JW: I work in the new building so have not had that experience yet. I was told about it when I was given the tour of the main building when I joined and so would like to think the rumours are true!
Blandy & Blandy
1 Friar Street,
- Partners 19
- Solicitors 30
- Trainees 5
- Contact Anne Laflin, HR manager, 01189 516945
- Method of application Please apply by online application on our website.
- Selection procedure Assessment day. This all day event allows us to observe the candidates completing various task both as an individual and as part of a tem. Occasionally we may also supplement this with an interview.
- Closing date for 2017 30 June 2017
- No of training contracts pa 2-3
- % interviewed Approximately 10%
- Required degree grade 2:1
- Training salary
- First year: £21,500
- Second year: £23,000
- Holiday entitlement 22 days
- Post-qualification salary £37,000

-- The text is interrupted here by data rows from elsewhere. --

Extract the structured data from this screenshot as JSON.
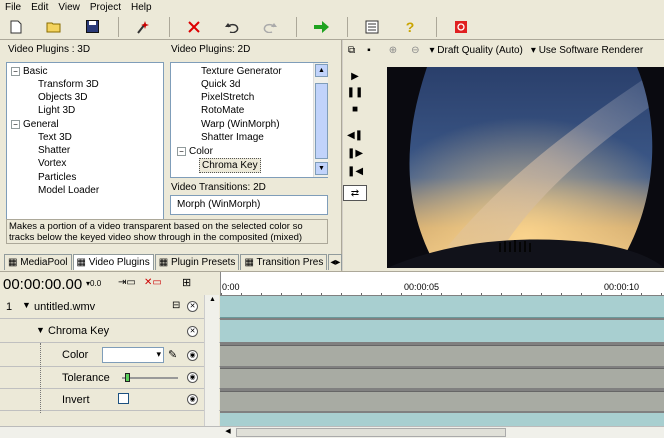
{
  "menu": [
    "File",
    "Edit",
    "View",
    "Project",
    "Help"
  ],
  "toolbar_icons": [
    "new-file-icon",
    "open-folder-icon",
    "save-icon",
    "wand-icon",
    "delete-icon",
    "undo-icon",
    "redo-icon",
    "export-icon",
    "properties-icon",
    "help-icon",
    "record-icon"
  ],
  "plugins3d": {
    "title": "Video Plugins : 3D",
    "groups": [
      {
        "label": "Basic",
        "items": [
          "Transform 3D",
          "Objects 3D",
          "Light 3D"
        ]
      },
      {
        "label": "General",
        "items": [
          "Text 3D",
          "Shatter",
          "Vortex",
          "Particles",
          "Model Loader"
        ]
      }
    ]
  },
  "plugins2d": {
    "title": "Video Plugins: 2D",
    "items": [
      "Texture Generator",
      "Quick 3d",
      "PixelStretch",
      "RotoMate",
      "Warp (WinMorph)",
      "Shatter Image"
    ],
    "group": "Color",
    "group_item": "Chroma Key"
  },
  "transitions": {
    "title": "Video Transitions: 2D",
    "items": [
      "Morph (WinMorph)"
    ]
  },
  "description": "Makes a portion of a video transparent based on the selected color so tracks below the keyed video show through in the composited (mixed) output.",
  "tabs": [
    "MediaPool",
    "Video Plugins",
    "Plugin Presets",
    "Transition Pres"
  ],
  "viewer": {
    "quality": "Draft Quality (Auto)",
    "renderer": "Use Software Renderer"
  },
  "timecode": "00:00:00.00",
  "timecode_small": "0.0",
  "ruler": [
    "0:00",
    "00:00:05",
    "00:00:10"
  ],
  "track": {
    "number": "1",
    "name": "untitled.wmv",
    "effect": "Chroma Key",
    "params": {
      "color_label": "Color",
      "tolerance_label": "Tolerance",
      "tolerance_value": 0.05,
      "invert_label": "Invert"
    }
  }
}
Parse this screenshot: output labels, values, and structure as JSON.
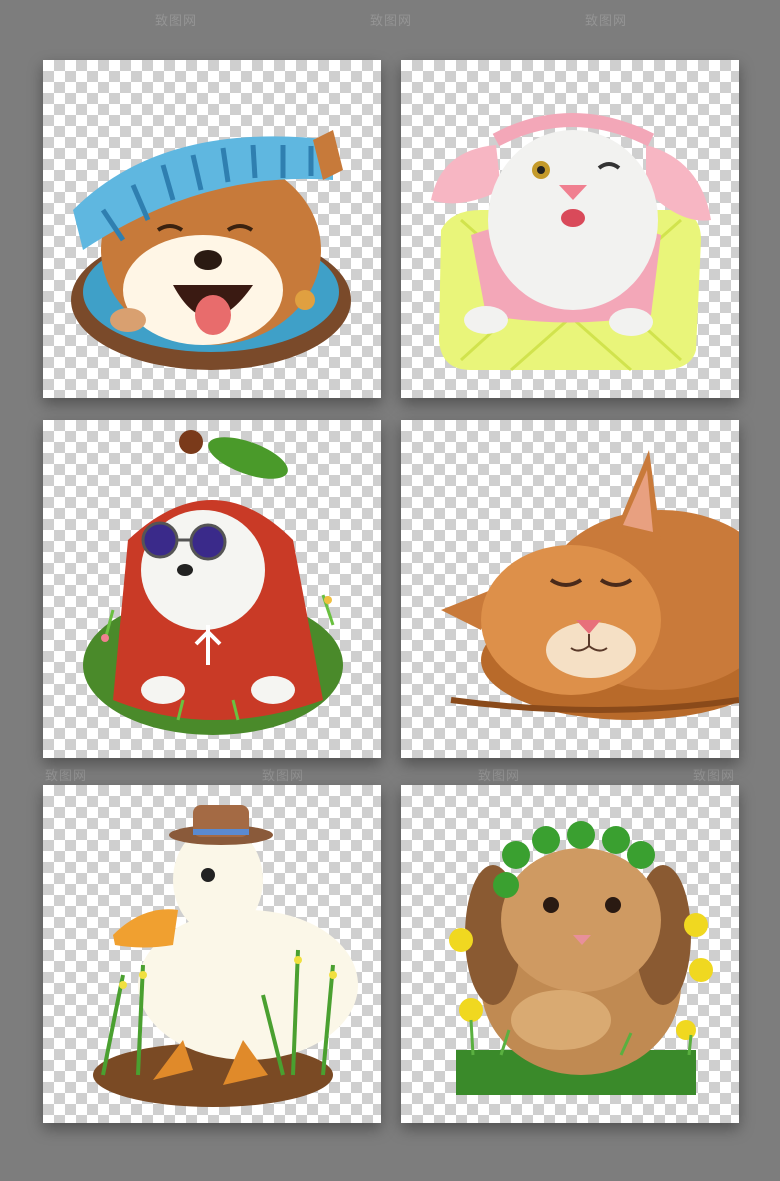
{
  "watermark": {
    "text": "致图网"
  },
  "tiles": [
    {
      "name": "shiba-dog-illustration"
    },
    {
      "name": "cat-bunny-hood-illustration"
    },
    {
      "name": "white-dog-apple-costume-illustration"
    },
    {
      "name": "sleeping-orange-cat-illustration"
    },
    {
      "name": "white-duck-hat-illustration"
    },
    {
      "name": "brown-rabbit-clover-illustration"
    }
  ]
}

- % of trainees offered a job on qualification We aim to be able to offer all of qualifying trainees a position within the firm
- Overseas/regional offices London
- All trainee positions are in Reading office
The firm has provided trusted legal advice to individuals and families for nearly 300 years. Commercially, it provides a full range of legal services to clients including banks and lenders, SMEs and owner-managed businesses, charities and educational institutions, professional practices, landowners and developers and venue and event operators.
Blandy & Blandy enjoys a reputation for high-quality, high value expertise, providing a partnerled service and outstanding client care.
Main areas of work
Each trainee will spend six months in four different seats and complete a professional skills course. Trainees normally share an office space with their assigned partner or an experienced solicitor, providing the best opportunity for supervision and continuous professional development and for the trainee to experience the day-to-day challenges of a qualified solicitor.
Work experience scheme
Whether you are a law or non-law student the firm will introduce you to life in a law firm.
Our programme is a week-long and runs at Easter and summer providing experience in all of the client departments with opportunities to shadow our solicitors both in and outside of the office. Please apply via the firm’s website at www.blandy.co.uk. The closing date for applications is 31 January 2017. The firm also regularly attends careers fairs throughout the year.